What to work on >>
Reproduce exactly the line with "Extract the structured" and every line that follows it below, up to and including the last one. Do not include pictures or anything else.

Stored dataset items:

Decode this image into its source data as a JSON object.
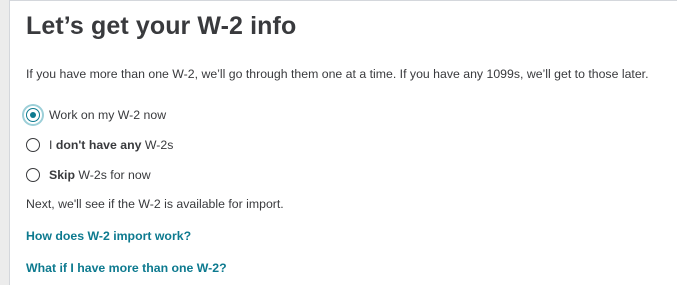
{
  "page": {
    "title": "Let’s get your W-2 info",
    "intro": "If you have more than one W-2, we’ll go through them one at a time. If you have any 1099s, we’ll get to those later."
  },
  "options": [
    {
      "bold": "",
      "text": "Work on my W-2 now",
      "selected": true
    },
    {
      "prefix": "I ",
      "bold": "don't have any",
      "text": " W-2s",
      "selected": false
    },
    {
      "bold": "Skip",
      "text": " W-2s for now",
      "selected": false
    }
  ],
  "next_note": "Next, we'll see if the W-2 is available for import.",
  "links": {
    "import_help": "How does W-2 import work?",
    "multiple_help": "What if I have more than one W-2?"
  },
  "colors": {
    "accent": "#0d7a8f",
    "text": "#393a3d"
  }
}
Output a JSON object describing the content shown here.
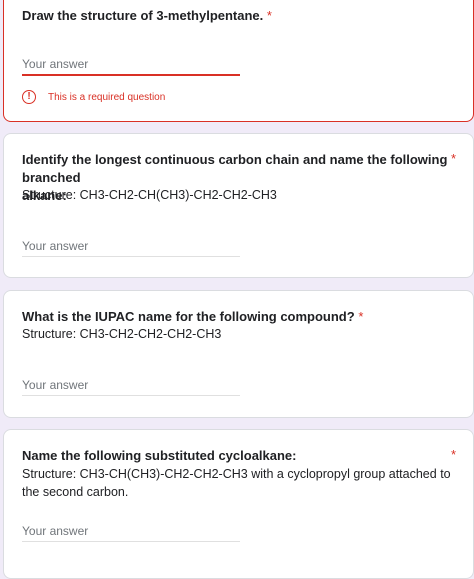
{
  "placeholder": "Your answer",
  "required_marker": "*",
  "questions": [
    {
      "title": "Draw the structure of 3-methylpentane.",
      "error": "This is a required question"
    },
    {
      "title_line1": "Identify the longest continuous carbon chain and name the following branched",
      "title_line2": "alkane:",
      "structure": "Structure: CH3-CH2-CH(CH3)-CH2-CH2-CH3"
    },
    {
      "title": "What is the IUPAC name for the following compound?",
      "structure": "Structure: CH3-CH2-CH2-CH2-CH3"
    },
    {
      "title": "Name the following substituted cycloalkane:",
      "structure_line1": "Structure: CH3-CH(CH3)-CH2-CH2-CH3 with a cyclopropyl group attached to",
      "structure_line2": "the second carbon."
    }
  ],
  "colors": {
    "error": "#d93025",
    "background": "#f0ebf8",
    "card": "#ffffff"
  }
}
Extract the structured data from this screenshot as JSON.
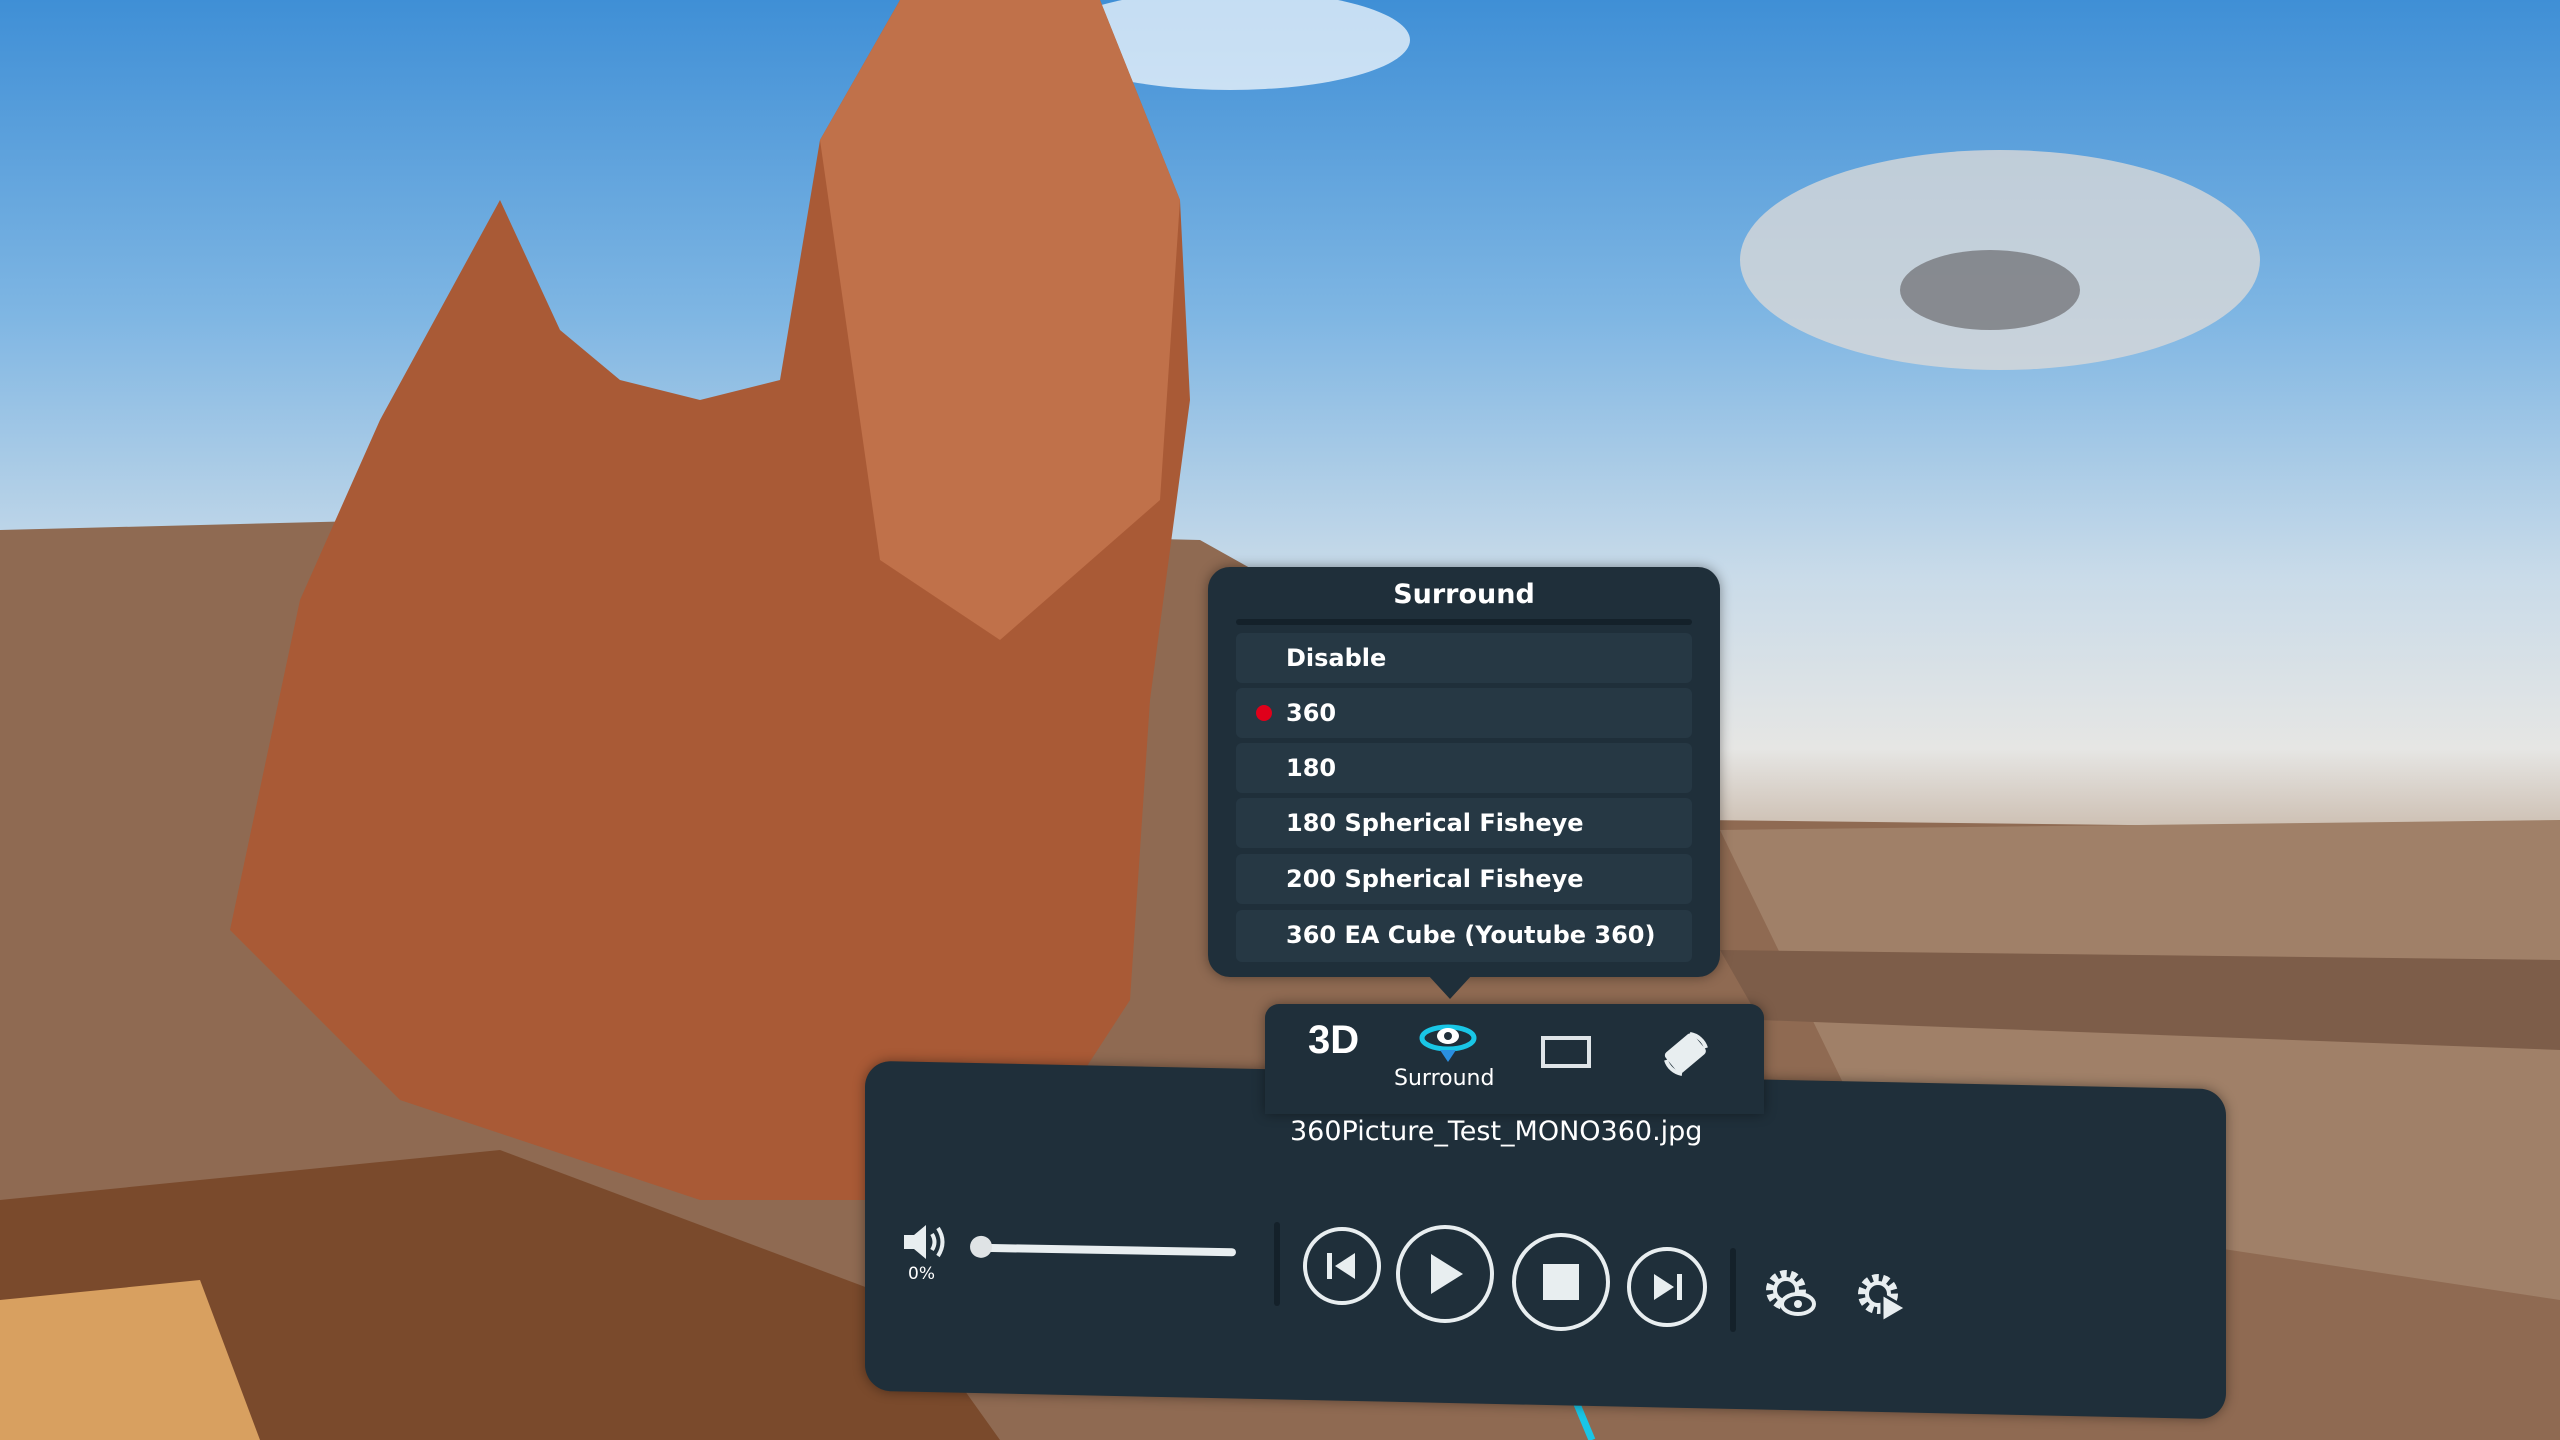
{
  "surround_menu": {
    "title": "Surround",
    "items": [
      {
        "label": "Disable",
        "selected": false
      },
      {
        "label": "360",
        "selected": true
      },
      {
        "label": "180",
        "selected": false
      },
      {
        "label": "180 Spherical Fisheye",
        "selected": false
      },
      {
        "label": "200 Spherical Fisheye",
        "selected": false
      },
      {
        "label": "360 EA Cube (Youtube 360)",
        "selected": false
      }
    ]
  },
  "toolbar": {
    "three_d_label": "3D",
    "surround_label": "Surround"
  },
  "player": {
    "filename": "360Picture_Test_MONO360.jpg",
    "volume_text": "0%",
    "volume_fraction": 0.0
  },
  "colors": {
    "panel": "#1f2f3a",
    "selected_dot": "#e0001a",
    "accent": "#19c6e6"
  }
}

Your response >>
Extract the structured data from this screenshot as JSON.
{
  "surround_menu": {
    "title": "Surround",
    "items": [
      {
        "label": "Disable",
        "selected": false
      },
      {
        "label": "360",
        "selected": true
      },
      {
        "label": "180",
        "selected": false
      },
      {
        "label": "180 Spherical Fisheye",
        "selected": false
      },
      {
        "label": "200 Spherical Fisheye",
        "selected": false
      },
      {
        "label": "360 EA Cube (Youtube 360)",
        "selected": false
      }
    ]
  },
  "toolbar": {
    "three_d_label": "3D",
    "surround_label": "Surround"
  },
  "player": {
    "filename": "360Picture_Test_MONO360.jpg",
    "volume_text": "0%",
    "volume_fraction": 0.0
  },
  "colors": {
    "panel": "#1f2f3a",
    "selected_dot": "#e0001a",
    "accent": "#19c6e6"
  }
}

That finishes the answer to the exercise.